» **What you will do**: When you reproduce the listing below, keep every entry exactly as written.

» **Entries provided**:
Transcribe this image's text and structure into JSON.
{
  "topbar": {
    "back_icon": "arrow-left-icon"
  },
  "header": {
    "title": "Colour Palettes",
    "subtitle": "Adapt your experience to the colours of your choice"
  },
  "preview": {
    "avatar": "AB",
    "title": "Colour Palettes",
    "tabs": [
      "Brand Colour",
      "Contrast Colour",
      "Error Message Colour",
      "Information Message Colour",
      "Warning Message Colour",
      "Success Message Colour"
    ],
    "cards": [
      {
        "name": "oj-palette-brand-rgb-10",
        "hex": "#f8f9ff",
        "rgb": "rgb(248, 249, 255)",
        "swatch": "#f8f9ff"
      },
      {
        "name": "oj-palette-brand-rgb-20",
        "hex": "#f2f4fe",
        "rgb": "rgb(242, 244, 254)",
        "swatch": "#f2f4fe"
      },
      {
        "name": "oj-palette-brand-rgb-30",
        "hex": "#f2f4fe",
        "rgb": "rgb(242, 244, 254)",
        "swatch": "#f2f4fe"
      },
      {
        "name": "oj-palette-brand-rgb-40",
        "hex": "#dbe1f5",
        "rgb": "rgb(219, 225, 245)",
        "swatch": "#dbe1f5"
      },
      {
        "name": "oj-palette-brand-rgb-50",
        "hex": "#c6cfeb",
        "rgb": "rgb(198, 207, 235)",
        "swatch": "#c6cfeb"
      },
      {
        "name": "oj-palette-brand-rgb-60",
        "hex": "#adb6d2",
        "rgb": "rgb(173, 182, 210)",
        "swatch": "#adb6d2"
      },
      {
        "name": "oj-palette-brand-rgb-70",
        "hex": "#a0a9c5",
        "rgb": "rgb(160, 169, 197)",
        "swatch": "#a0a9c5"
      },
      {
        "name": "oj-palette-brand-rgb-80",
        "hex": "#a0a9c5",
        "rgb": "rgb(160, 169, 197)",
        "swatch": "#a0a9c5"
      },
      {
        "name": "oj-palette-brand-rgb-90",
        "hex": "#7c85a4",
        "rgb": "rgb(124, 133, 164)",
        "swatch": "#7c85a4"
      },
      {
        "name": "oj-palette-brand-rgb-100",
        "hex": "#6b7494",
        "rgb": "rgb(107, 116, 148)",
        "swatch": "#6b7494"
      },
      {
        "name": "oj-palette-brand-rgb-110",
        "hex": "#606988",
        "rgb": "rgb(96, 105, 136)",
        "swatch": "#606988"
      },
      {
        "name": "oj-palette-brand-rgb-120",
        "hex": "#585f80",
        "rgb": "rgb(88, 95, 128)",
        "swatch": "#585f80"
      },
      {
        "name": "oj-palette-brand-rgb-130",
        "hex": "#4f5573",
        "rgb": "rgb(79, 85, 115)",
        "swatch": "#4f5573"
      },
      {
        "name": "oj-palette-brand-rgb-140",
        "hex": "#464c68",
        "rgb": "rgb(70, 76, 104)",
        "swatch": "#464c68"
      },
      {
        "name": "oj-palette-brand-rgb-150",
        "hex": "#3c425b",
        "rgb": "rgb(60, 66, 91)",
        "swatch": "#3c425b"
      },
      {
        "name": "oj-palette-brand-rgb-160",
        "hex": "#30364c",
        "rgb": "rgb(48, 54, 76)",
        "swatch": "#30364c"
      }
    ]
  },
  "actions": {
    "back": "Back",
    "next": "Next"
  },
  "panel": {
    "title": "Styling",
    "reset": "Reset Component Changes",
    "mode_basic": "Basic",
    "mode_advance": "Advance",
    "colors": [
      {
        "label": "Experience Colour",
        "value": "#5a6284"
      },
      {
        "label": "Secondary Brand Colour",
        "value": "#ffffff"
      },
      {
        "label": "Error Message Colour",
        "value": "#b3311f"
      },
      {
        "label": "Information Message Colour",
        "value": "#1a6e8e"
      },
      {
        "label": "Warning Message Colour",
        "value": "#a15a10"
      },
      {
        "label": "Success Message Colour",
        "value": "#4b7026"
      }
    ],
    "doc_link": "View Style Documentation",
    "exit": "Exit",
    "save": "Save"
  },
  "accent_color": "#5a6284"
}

» **Response**:
Transcribe this image's text and structure into JSON.
{
  "topbar": {
    "back_icon": "arrow-left-icon"
  },
  "header": {
    "title": "Colour Palettes",
    "subtitle": "Adapt your experience to the colours of your choice"
  },
  "preview": {
    "avatar": "AB",
    "title": "Colour Palettes",
    "tabs": [
      "Brand Colour",
      "Contrast Colour",
      "Error Message Colour",
      "Information Message Colour",
      "Warning Message Colour",
      "Success Message Colour"
    ],
    "cards": [
      {
        "name": "oj-palette-brand-rgb-10",
        "hex": "#f8f9ff",
        "rgb": "rgb(248, 249, 255)",
        "swatch": "#f8f9ff"
      },
      {
        "name": "oj-palette-brand-rgb-20",
        "hex": "#f2f4fe",
        "rgb": "rgb(242, 244, 254)",
        "swatch": "#f2f4fe"
      },
      {
        "name": "oj-palette-brand-rgb-30",
        "hex": "#f2f4fe",
        "rgb": "rgb(242, 244, 254)",
        "swatch": "#f2f4fe"
      },
      {
        "name": "oj-palette-brand-rgb-40",
        "hex": "#dbe1f5",
        "rgb": "rgb(219, 225, 245)",
        "swatch": "#dbe1f5"
      },
      {
        "name": "oj-palette-brand-rgb-50",
        "hex": "#c6cfeb",
        "rgb": "rgb(198, 207, 235)",
        "swatch": "#c6cfeb"
      },
      {
        "name": "oj-palette-brand-rgb-60",
        "hex": "#adb6d2",
        "rgb": "rgb(173, 182, 210)",
        "swatch": "#adb6d2"
      },
      {
        "name": "oj-palette-brand-rgb-70",
        "hex": "#a0a9c5",
        "rgb": "rgb(160, 169, 197)",
        "swatch": "#a0a9c5"
      },
      {
        "name": "oj-palette-brand-rgb-80",
        "hex": "#a0a9c5",
        "rgb": "rgb(160, 169, 197)",
        "swatch": "#a0a9c5"
      },
      {
        "name": "oj-palette-brand-rgb-90",
        "hex": "#7c85a4",
        "rgb": "rgb(124, 133, 164)",
        "swatch": "#7c85a4"
      },
      {
        "name": "oj-palette-brand-rgb-100",
        "hex": "#6b7494",
        "rgb": "rgb(107, 116, 148)",
        "swatch": "#6b7494"
      },
      {
        "name": "oj-palette-brand-rgb-110",
        "hex": "#606988",
        "rgb": "rgb(96, 105, 136)",
        "swatch": "#606988"
      },
      {
        "name": "oj-palette-brand-rgb-120",
        "hex": "#585f80",
        "rgb": "rgb(88, 95, 128)",
        "swatch": "#585f80"
      },
      {
        "name": "oj-palette-brand-rgb-130",
        "hex": "#4f5573",
        "rgb": "rgb(79, 85, 115)",
        "swatch": "#4f5573"
      },
      {
        "name": "oj-palette-brand-rgb-140",
        "hex": "#464c68",
        "rgb": "rgb(70, 76, 104)",
        "swatch": "#464c68"
      },
      {
        "name": "oj-palette-brand-rgb-150",
        "hex": "#3c425b",
        "rgb": "rgb(60, 66, 91)",
        "swatch": "#3c425b"
      },
      {
        "name": "oj-palette-brand-rgb-160",
        "hex": "#30364c",
        "rgb": "rgb(48, 54, 76)",
        "swatch": "#30364c"
      }
    ]
  },
  "actions": {
    "back": "Back",
    "next": "Next"
  },
  "panel": {
    "title": "Styling",
    "reset": "Reset Component Changes",
    "mode_basic": "Basic",
    "mode_advance": "Advance",
    "colors": [
      {
        "label": "Experience Colour",
        "value": "#5a6284"
      },
      {
        "label": "Secondary Brand Colour",
        "value": "#ffffff"
      },
      {
        "label": "Error Message Colour",
        "value": "#b3311f"
      },
      {
        "label": "Information Message Colour",
        "value": "#1a6e8e"
      },
      {
        "label": "Warning Message Colour",
        "value": "#a15a10"
      },
      {
        "label": "Success Message Colour",
        "value": "#4b7026"
      }
    ],
    "doc_link": "View Style Documentation",
    "exit": "Exit",
    "save": "Save"
  },
  "accent_color": "#5a6284"
}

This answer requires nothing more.